*** Excerpted data Section Begins ***
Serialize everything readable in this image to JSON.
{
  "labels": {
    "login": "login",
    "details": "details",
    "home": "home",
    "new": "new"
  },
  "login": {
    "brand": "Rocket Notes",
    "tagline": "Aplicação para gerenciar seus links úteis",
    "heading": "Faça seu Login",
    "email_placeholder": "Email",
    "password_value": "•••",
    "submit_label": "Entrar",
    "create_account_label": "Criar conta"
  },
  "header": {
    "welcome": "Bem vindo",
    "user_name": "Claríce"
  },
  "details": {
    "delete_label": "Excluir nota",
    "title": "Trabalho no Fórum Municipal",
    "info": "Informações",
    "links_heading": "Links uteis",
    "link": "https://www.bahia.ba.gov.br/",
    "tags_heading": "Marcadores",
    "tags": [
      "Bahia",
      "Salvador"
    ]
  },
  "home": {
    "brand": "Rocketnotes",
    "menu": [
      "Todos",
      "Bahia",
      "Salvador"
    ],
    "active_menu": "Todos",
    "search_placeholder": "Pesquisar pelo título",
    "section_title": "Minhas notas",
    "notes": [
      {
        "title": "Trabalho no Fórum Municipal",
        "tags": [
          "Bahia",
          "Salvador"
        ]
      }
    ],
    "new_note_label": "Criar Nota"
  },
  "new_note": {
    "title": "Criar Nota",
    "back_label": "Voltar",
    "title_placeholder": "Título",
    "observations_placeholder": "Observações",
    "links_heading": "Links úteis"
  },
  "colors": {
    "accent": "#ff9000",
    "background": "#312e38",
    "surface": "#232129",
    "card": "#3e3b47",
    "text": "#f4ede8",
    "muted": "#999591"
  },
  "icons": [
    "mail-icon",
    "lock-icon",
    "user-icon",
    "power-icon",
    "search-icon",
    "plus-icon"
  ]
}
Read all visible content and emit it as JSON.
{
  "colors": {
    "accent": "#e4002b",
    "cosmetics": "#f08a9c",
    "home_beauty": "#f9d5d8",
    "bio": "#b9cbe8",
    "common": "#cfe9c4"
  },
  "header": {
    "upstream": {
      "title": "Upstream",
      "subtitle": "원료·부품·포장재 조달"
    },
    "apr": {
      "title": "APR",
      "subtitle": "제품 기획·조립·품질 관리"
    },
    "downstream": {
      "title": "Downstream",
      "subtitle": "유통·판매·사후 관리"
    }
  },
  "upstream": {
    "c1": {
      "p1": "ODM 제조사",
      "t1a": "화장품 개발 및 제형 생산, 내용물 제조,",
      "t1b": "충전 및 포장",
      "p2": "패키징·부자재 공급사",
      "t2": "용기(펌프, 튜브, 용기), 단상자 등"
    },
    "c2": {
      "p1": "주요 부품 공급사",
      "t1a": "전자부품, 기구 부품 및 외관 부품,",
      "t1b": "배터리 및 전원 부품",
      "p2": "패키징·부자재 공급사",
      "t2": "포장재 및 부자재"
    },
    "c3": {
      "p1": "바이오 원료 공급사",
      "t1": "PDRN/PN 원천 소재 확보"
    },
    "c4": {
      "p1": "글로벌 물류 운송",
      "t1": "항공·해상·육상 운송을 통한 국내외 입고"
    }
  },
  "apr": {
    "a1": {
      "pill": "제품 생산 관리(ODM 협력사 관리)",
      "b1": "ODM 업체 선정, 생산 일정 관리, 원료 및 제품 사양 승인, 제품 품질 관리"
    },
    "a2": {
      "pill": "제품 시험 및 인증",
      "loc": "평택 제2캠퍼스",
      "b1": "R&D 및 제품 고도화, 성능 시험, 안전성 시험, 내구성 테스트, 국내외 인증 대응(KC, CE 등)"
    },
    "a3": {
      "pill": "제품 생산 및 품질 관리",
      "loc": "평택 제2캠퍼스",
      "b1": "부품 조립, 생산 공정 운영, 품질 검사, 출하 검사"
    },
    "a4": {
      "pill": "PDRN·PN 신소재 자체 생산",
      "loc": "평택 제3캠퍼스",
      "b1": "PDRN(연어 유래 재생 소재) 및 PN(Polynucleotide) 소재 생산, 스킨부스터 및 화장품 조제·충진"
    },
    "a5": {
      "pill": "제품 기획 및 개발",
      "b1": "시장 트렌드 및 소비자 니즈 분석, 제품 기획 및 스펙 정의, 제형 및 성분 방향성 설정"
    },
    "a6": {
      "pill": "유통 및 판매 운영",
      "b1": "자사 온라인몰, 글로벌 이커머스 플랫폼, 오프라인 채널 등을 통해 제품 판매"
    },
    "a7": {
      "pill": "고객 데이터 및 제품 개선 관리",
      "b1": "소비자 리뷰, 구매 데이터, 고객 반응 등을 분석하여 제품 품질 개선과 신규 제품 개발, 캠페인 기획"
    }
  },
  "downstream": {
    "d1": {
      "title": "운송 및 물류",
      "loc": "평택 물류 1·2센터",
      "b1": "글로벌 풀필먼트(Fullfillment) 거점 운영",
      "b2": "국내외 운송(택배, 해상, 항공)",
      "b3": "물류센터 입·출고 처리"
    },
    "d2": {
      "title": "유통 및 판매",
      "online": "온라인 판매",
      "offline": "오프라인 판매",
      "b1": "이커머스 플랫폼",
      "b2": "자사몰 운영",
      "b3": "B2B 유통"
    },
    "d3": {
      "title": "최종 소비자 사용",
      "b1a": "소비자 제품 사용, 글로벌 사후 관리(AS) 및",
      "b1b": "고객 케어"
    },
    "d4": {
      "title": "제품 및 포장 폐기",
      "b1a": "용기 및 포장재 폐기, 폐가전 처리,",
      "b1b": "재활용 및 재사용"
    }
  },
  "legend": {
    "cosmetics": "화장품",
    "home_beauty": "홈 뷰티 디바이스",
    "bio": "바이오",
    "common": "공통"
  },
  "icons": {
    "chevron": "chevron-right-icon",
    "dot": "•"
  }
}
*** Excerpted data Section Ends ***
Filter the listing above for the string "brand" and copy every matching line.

    "brand": "Rocket Notes",
    "brand": "Rocketnotes",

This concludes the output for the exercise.